Plenty of travellers plan to write. To sway on hammocks between the timeless palms, but few ever do (probably for the best). But, most significantly they return home. Majority of travellers simply collect some anecdotes, and a STD, before accepting their fate to swap oysters for an Oyster card and a career in marketing. There’s nothing wrong with that, but some people stay out there. And write. As Lawrence Osborne has done; both he and his protagonist Robert Grieve, are lost out there in the haze. It’s as inspiring as it is depressing for those of us who aren’t.
The most striking element of Hunters in the Dark is Osborne’s disregard for writing rules advising against describing weather. The muggy heat and storm clouds hang overhead as rain explodes in the road, and the narrative builds like the monsoon heat; without its weather they’d only be half the novel, and this is not a criticism.
As with his previous novel, The Forgiven, the story involves the darkness at the fringe of the road, beyond the pool of unreliable streetlight, where the jungle begins and civilisation wobbles. It explores the possibility of Robert Grieve taking another man’s identity, one that has been forced upon him, and how that affects the world around him.

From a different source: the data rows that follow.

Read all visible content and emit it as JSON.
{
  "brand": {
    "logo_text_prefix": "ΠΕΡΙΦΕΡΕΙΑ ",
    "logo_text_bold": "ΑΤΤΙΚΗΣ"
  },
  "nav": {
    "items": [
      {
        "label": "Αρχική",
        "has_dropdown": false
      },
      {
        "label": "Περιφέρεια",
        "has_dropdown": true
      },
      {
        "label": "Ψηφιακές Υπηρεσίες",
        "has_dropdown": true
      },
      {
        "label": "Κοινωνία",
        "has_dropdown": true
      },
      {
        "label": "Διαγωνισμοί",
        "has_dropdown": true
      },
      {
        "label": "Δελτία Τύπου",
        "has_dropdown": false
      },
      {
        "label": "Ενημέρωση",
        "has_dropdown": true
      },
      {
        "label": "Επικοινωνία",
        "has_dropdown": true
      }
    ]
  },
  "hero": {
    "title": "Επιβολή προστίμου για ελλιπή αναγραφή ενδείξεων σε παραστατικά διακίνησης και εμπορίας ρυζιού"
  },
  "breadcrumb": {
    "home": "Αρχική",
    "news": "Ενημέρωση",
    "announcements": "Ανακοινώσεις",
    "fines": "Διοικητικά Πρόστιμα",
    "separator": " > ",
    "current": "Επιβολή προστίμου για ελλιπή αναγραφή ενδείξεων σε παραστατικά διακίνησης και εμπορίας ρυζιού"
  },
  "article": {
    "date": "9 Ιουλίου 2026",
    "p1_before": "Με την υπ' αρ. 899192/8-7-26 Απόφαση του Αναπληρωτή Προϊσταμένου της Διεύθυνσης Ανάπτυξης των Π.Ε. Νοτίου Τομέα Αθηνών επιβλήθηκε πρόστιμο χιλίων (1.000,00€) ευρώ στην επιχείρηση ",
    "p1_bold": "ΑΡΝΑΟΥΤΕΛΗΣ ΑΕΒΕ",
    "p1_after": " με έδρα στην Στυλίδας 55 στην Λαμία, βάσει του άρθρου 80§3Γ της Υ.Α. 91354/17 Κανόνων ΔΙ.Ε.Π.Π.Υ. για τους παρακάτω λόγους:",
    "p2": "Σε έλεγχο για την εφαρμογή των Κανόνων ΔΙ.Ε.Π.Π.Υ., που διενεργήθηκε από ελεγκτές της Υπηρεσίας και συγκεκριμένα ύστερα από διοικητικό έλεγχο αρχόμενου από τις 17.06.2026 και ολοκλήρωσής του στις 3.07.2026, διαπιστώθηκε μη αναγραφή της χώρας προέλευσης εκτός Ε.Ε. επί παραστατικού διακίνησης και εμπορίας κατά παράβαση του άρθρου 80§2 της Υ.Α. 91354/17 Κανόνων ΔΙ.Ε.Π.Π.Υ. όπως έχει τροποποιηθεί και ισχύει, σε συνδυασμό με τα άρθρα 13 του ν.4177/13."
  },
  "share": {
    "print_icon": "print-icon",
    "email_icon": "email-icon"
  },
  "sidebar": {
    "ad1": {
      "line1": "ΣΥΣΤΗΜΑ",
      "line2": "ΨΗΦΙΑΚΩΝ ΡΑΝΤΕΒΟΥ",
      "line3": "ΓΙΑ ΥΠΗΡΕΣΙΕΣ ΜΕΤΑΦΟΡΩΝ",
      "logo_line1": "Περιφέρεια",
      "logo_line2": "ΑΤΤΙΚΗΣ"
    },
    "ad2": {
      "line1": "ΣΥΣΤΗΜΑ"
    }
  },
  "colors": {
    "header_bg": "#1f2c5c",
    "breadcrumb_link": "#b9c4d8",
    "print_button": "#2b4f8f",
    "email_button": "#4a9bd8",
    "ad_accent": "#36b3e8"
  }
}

Osborne’s prose is effortlessly poetic without you hating it: ‘The river ran between mud and chalk banks and in high summer there was a feeling of death and stillness upon it, abandoned tankers rusting in the shallows…’
He’s compared to Graham Greene so frequently that it’s a shock when Osborne actually
mentions him, but anyone thinking of escaping needs to read this, to taste the embrace of aimlessness and the danger of drifting into night’s shadows beyond the sun-scorched days. As he falls deeper into the country with a keen memory and a harsh violence that belies the idyll. The changing PoV is sometimes disconcerting but it escalates the tension, and you’re left with a sense of justice that could have so easily have gone wrong. It reads like a lost classic, yet it’s contemporary. It feels good to line the pockets of a living author, rather than his estate. Osborne is a precious find, and as with many good authors, feels like your secret alone.